Source material:
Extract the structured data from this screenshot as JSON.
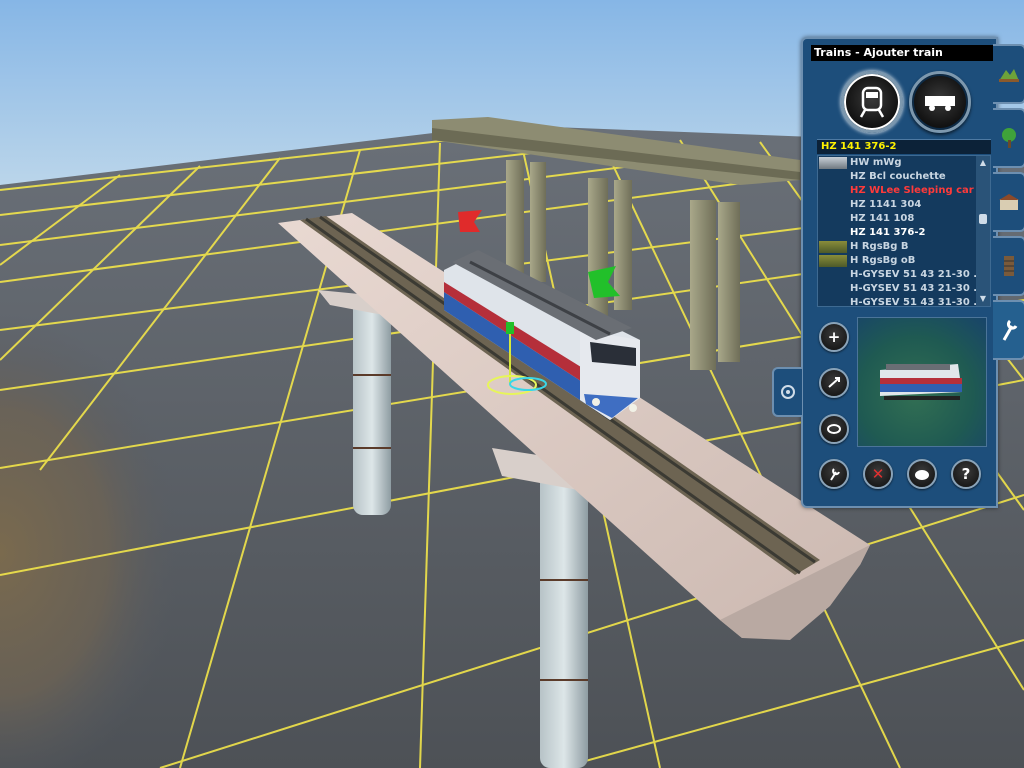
{
  "panel": {
    "title": "Trains - Ajouter train",
    "selected_name": "HZ 141 376-2",
    "items": [
      {
        "label": "HW mWg",
        "state": "normal"
      },
      {
        "label": "HZ Bcl couchette",
        "state": "normal"
      },
      {
        "label": "HZ WLee Sleeping car",
        "state": "red"
      },
      {
        "label": "HZ 1141 304",
        "state": "normal"
      },
      {
        "label": "HZ 141 108",
        "state": "normal"
      },
      {
        "label": "HZ 141 376-2",
        "state": "selected"
      },
      {
        "label": "H RgsBg B",
        "state": "normal"
      },
      {
        "label": "H RgsBg oB",
        "state": "normal"
      },
      {
        "label": "H-GYSEV 51 43 21-30 ...",
        "state": "normal"
      },
      {
        "label": "H-GYSEV 51 43 21-30 ...",
        "state": "normal"
      },
      {
        "label": "H-GYSEV 51 43 31-30 ...",
        "state": "normal"
      }
    ],
    "mode_buttons": [
      {
        "icon": "locomotive-icon",
        "active": true
      },
      {
        "icon": "wagon-icon",
        "active": false
      }
    ],
    "tools": [
      "add-icon",
      "rotate-icon",
      "flip-icon",
      "wrench-icon",
      "delete-icon",
      "cargo-icon",
      "help-icon"
    ],
    "side_tabs": [
      "terrain-icon",
      "tree-icon",
      "building-icon",
      "track-icon",
      "settings-wrench-icon"
    ],
    "help_glyph": "?"
  },
  "colors": {
    "panel_bg": "#1d4e7b",
    "selected_text": "#fff200",
    "highlight_red": "#ff3a3a",
    "grid_line": "#f2e54a",
    "ground": "#585c62",
    "sky": "#9cc3e8"
  }
}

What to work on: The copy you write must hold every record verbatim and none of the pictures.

Written solution:
Extract the structured data from this screenshot as JSON.
{
  "panel": {
    "title": "Trains - Ajouter train",
    "selected_name": "HZ 141 376-2",
    "items": [
      {
        "label": "HW mWg",
        "state": "normal"
      },
      {
        "label": "HZ Bcl couchette",
        "state": "normal"
      },
      {
        "label": "HZ WLee Sleeping car",
        "state": "red"
      },
      {
        "label": "HZ 1141 304",
        "state": "normal"
      },
      {
        "label": "HZ 141 108",
        "state": "normal"
      },
      {
        "label": "HZ 141 376-2",
        "state": "selected"
      },
      {
        "label": "H RgsBg B",
        "state": "normal"
      },
      {
        "label": "H RgsBg oB",
        "state": "normal"
      },
      {
        "label": "H-GYSEV 51 43 21-30 ...",
        "state": "normal"
      },
      {
        "label": "H-GYSEV 51 43 21-30 ...",
        "state": "normal"
      },
      {
        "label": "H-GYSEV 51 43 31-30 ...",
        "state": "normal"
      }
    ],
    "mode_buttons": [
      {
        "icon": "locomotive-icon",
        "active": true
      },
      {
        "icon": "wagon-icon",
        "active": false
      }
    ],
    "tools": [
      "add-icon",
      "rotate-icon",
      "flip-icon",
      "wrench-icon",
      "delete-icon",
      "cargo-icon",
      "help-icon"
    ],
    "side_tabs": [
      "terrain-icon",
      "tree-icon",
      "building-icon",
      "track-icon",
      "settings-wrench-icon"
    ],
    "help_glyph": "?"
  },
  "colors": {
    "panel_bg": "#1d4e7b",
    "selected_text": "#fff200",
    "highlight_red": "#ff3a3a",
    "grid_line": "#f2e54a",
    "ground": "#585c62",
    "sky": "#9cc3e8"
  }
}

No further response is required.